Here discourse is characterized as a battle, a struggle, a place and an instrument of confrontation, "a weapon of power, of control, of subjection, of qualification and of disqualification." Discourse does not simply express or reproduce already constituted social relations:
Discourse battle and not discourse reflection...Discourse - the mere fact of
speaking, of employing words, of using the words of others (even if it means
returning them), words that the others understand and accept (and, possibly,
return from their side) - this fact is in itself a force. Discourse is, with respect
to the relation of forces, not merely a surface of inscription, but something that
brings about effects.
Discourse is not a static exchange, nor is it precisely dynamic. If anything, it is transformative, with the clash (sometimes physically violent, but violence of some sort is always involved) creating new tensions, ripping apart old ideas, leading to different developments. It is, as Foucault says, a "force," one that perhaps ought to be valued and feared for being such.

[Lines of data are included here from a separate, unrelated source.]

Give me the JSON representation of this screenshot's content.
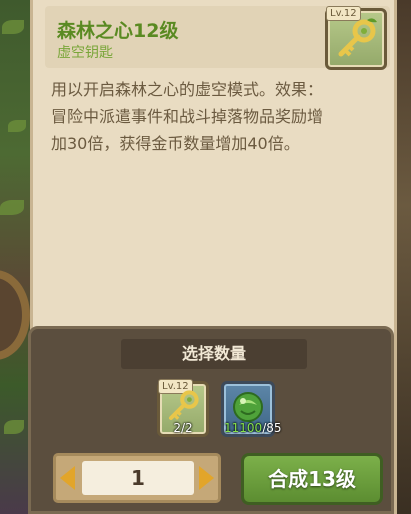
{
  "item": {
    "title": "森林之心12级",
    "subtitle": "虚空钥匙",
    "level_badge": "Lv.12",
    "icon": "golden-key-icon",
    "description_lines": [
      "用以开启森林之心的虚空模式。效果：",
      "冒险中派遣事件和战斗掉落物品奖励增",
      "加30倍，获得金币数量增加40倍。"
    ]
  },
  "select": {
    "title": "选择数量",
    "materials": [
      {
        "icon": "golden-key-icon",
        "level_badge": "Lv.12",
        "have": "2",
        "need": "/2"
      },
      {
        "icon": "green-orb-icon",
        "have": "11100",
        "need": "/85"
      }
    ],
    "quantity": "1",
    "craft_label": "合成13级"
  },
  "colors": {
    "title_green": "#5a8a22",
    "parchment": "#e9dcc2",
    "button_green": "#6a9e3c",
    "arrow_gold": "#e2a52a"
  }
}
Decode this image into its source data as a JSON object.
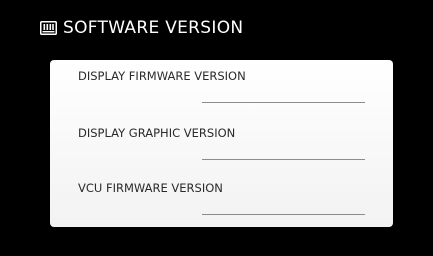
{
  "header": {
    "icon": "firmware-chip-icon",
    "title": "SOFTWARE VERSION"
  },
  "versions": [
    {
      "label": "DISPLAY FIRMWARE VERSION",
      "value": ""
    },
    {
      "label": "DISPLAY GRAPHIC VERSION",
      "value": ""
    },
    {
      "label": "VCU FIRMWARE VERSION",
      "value": ""
    }
  ],
  "colors": {
    "background": "#000000",
    "panel": "#ffffff",
    "title": "#ffffff"
  }
}
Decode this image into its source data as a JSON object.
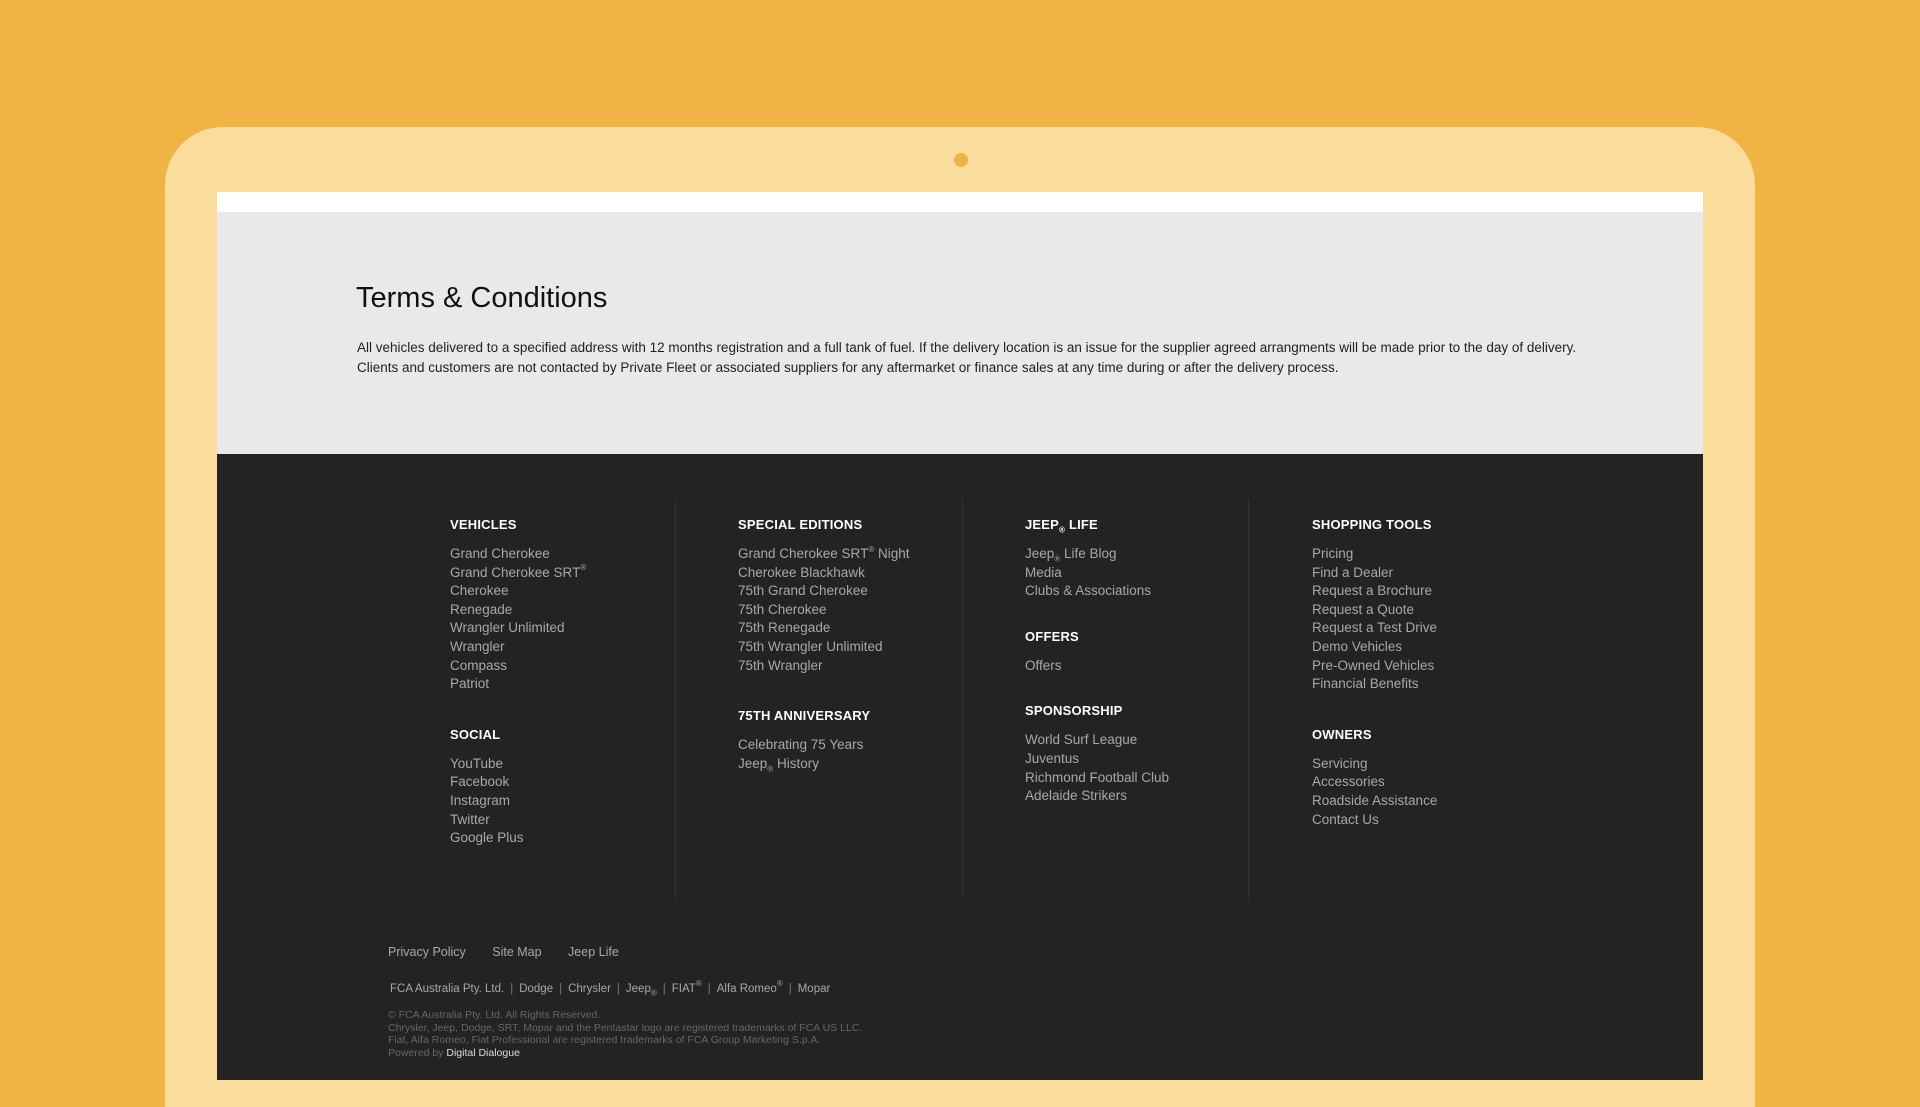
{
  "terms": {
    "title": "Terms & Conditions",
    "body": "All vehicles delivered to a specified address with 12 months registration and a full tank of fuel. If the delivery location is an issue for the supplier agreed arrangments will be made prior to the day of delivery. Clients and customers are not contacted by Private Fleet or associated suppliers for any aftermarket or finance sales at any time during or after the delivery process."
  },
  "footer": {
    "vehicles": {
      "heading": "VEHICLES",
      "items": [
        "Grand Cherokee",
        "Grand Cherokee SRT",
        "Cherokee",
        "Renegade",
        "Wrangler Unlimited",
        "Wrangler",
        "Compass",
        "Patriot"
      ]
    },
    "social": {
      "heading": "SOCIAL",
      "items": [
        "YouTube",
        "Facebook",
        "Instagram",
        "Twitter",
        "Google Plus"
      ]
    },
    "special_editions": {
      "heading": "SPECIAL EDITIONS",
      "items": [
        "Grand Cherokee SRT",
        "Cherokee Blackhawk",
        "75th Grand Cherokee",
        "75th Cherokee",
        "75th Renegade",
        "75th Wrangler Unlimited",
        "75th Wrangler"
      ],
      "night_suffix": " Night"
    },
    "anniversary": {
      "heading": "75TH ANNIVERSARY",
      "items": [
        "Celebrating 75 Years",
        "History"
      ]
    },
    "jeep_life": {
      "heading_a": "JEEP",
      "heading_b": " LIFE",
      "items": [
        "Life Blog",
        "Media",
        "Clubs & Associations"
      ]
    },
    "offers": {
      "heading": "OFFERS",
      "items": [
        "Offers"
      ]
    },
    "sponsorship": {
      "heading": "SPONSORSHIP",
      "items": [
        "World Surf League",
        "Juventus",
        "Richmond Football Club",
        "Adelaide Strikers"
      ]
    },
    "shopping_tools": {
      "heading": "SHOPPING TOOLS",
      "items": [
        "Pricing",
        "Find a Dealer",
        "Request a Brochure",
        "Request a Quote",
        "Request a Test Drive",
        "Demo Vehicles",
        "Pre-Owned Vehicles",
        "Financial Benefits"
      ]
    },
    "owners": {
      "heading": "OWNERS",
      "items": [
        "Servicing",
        "Accessories",
        "Roadside Assistance",
        "Contact Us"
      ]
    },
    "marks": {
      "registered": "®",
      "jeep_word": "Jeep",
      "jeep_mark": "®"
    },
    "legal_links": [
      "Privacy Policy",
      "Site Map",
      "Jeep Life"
    ],
    "brands": [
      "FCA Australia Pty. Ltd.",
      "Dodge",
      "Chrysler",
      "Jeep",
      "FIAT",
      "Alfa Romeo",
      "Mopar"
    ],
    "copyright": [
      "© FCA Australia Pty. Ltd. All Rights Reserved.",
      "Chrysler, Jeep, Dodge, SRT, Mopar and the Pentastar logo are registered trademarks of FCA US LLC.",
      "Fiat, Alfa Romeo, Fiat Professional are registered trademarks of FCA Group Marketing S.p.A."
    ],
    "powered_by": "Powered by",
    "powered_by_name": "Digital Dialogue"
  }
}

In reading this, I thought about many things - my undergraduate seminars, my graduate school papers and the resulting debates, of more recent matters - and perhaps what I have found myself missing lately hasn't been a debate or argument (those are often a dime a dozen and worth less), but rather the failure to have a real discourse about matters. It is easy to have Person A take stance X and Person B argue for stance Y, but where is the creation of stance Z, which might incorporate elements of X and Y, but perhaps in an altered state that challenges both stances? Where is the change that often occurs with people who are formulating ideas meet and exchange their views in a fashion that doesn't insulate either from the person confronting those views?

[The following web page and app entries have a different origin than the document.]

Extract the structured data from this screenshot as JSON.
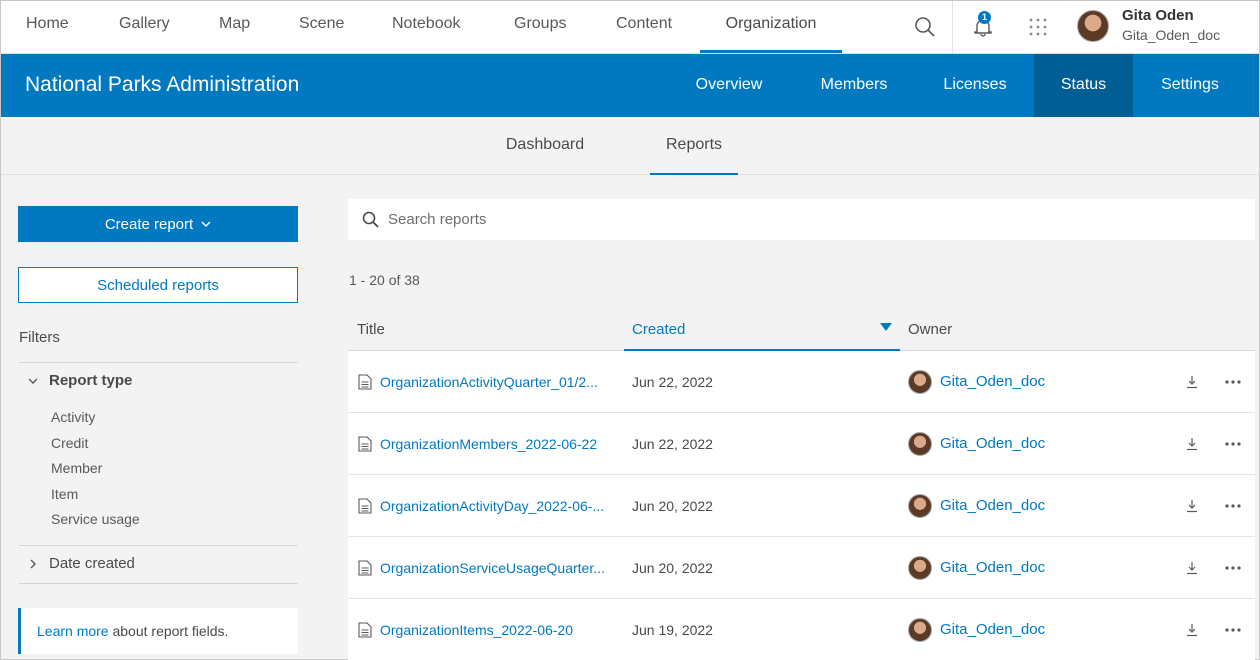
{
  "topnav": {
    "items": [
      {
        "label": "Home"
      },
      {
        "label": "Gallery"
      },
      {
        "label": "Map"
      },
      {
        "label": "Scene"
      },
      {
        "label": "Notebook"
      },
      {
        "label": "Groups"
      },
      {
        "label": "Content"
      },
      {
        "label": "Organization",
        "active": true
      }
    ],
    "notification_count": "1",
    "user": {
      "name": "Gita Oden",
      "username": "Gita_Oden_doc"
    }
  },
  "org": {
    "title": "National Parks Administration",
    "tabs": [
      {
        "label": "Overview"
      },
      {
        "label": "Members"
      },
      {
        "label": "Licenses"
      },
      {
        "label": "Status",
        "active": true
      },
      {
        "label": "Settings"
      }
    ]
  },
  "subtabs": [
    {
      "label": "Dashboard"
    },
    {
      "label": "Reports",
      "active": true
    }
  ],
  "sidebar": {
    "create_label": "Create report",
    "scheduled_label": "Scheduled reports",
    "filters_label": "Filters",
    "report_type": {
      "label": "Report type",
      "options": [
        "Activity",
        "Credit",
        "Member",
        "Item",
        "Service usage"
      ]
    },
    "date_created": {
      "label": "Date created"
    },
    "info": {
      "link": "Learn more",
      "text": " about report fields."
    }
  },
  "search": {
    "placeholder": "Search reports"
  },
  "results": {
    "count": "1 - 20 of 38"
  },
  "table": {
    "headers": {
      "title": "Title",
      "created": "Created",
      "owner": "Owner"
    },
    "sort": {
      "column": "created",
      "direction": "descending"
    },
    "rows": [
      {
        "title": "OrganizationActivityQuarter_01/2...",
        "created": "Jun 22, 2022",
        "owner": "Gita_Oden_doc"
      },
      {
        "title": "OrganizationMembers_2022-06-22",
        "created": "Jun 22, 2022",
        "owner": "Gita_Oden_doc"
      },
      {
        "title": "OrganizationActivityDay_2022-06-...",
        "created": "Jun 20, 2022",
        "owner": "Gita_Oden_doc"
      },
      {
        "title": "OrganizationServiceUsageQuarter...",
        "created": "Jun 20, 2022",
        "owner": "Gita_Oden_doc"
      },
      {
        "title": "OrganizationItems_2022-06-20",
        "created": "Jun 19, 2022",
        "owner": "Gita_Oden_doc"
      }
    ]
  },
  "colors": {
    "accent": "#0079c1",
    "accent_dark": "#005e95",
    "page_bg": "#f3f3f3"
  }
}
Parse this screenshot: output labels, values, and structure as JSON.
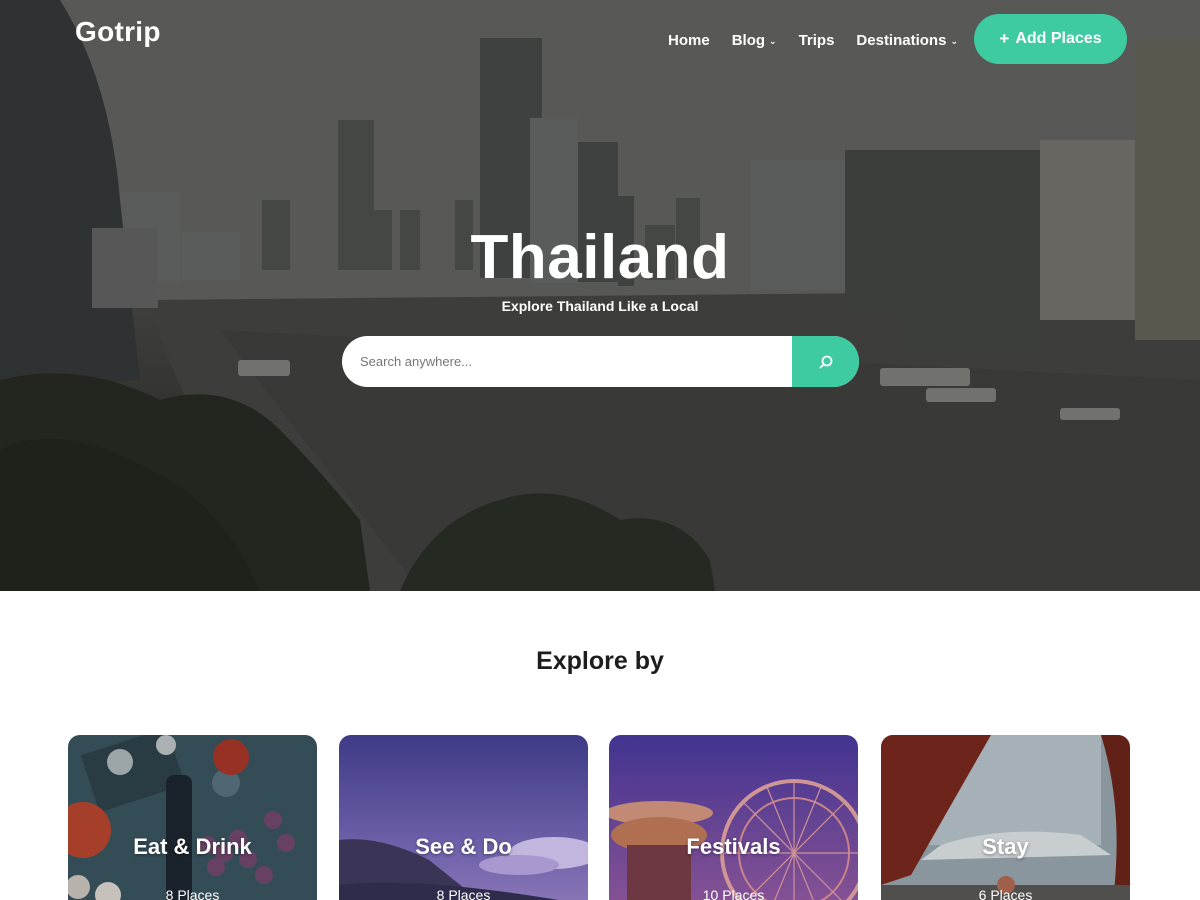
{
  "header": {
    "logo": "Gotrip",
    "nav": [
      {
        "label": "Home",
        "has_dropdown": false
      },
      {
        "label": "Blog",
        "has_dropdown": true
      },
      {
        "label": "Trips",
        "has_dropdown": false
      },
      {
        "label": "Destinations",
        "has_dropdown": true
      }
    ],
    "add_button": {
      "icon": "plus-icon",
      "label": "Add Places"
    }
  },
  "hero": {
    "title": "Thailand",
    "subtitle": "Explore Thailand Like a Local",
    "search": {
      "placeholder": "Search anywhere...",
      "value": "",
      "icon": "search-icon"
    }
  },
  "explore": {
    "title": "Explore by",
    "categories": [
      {
        "name": "Eat & Drink",
        "count": "8 Places"
      },
      {
        "name": "See & Do",
        "count": "8 Places"
      },
      {
        "name": "Festivals",
        "count": "10 Places"
      },
      {
        "name": "Stay",
        "count": "6 Places"
      }
    ]
  },
  "colors": {
    "accent": "#3ecba2",
    "text_dark": "#1d1d1d",
    "white": "#ffffff"
  }
}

Perhaps a great devotion to discourse among those who read each other's blogs might be in order. Perhaps...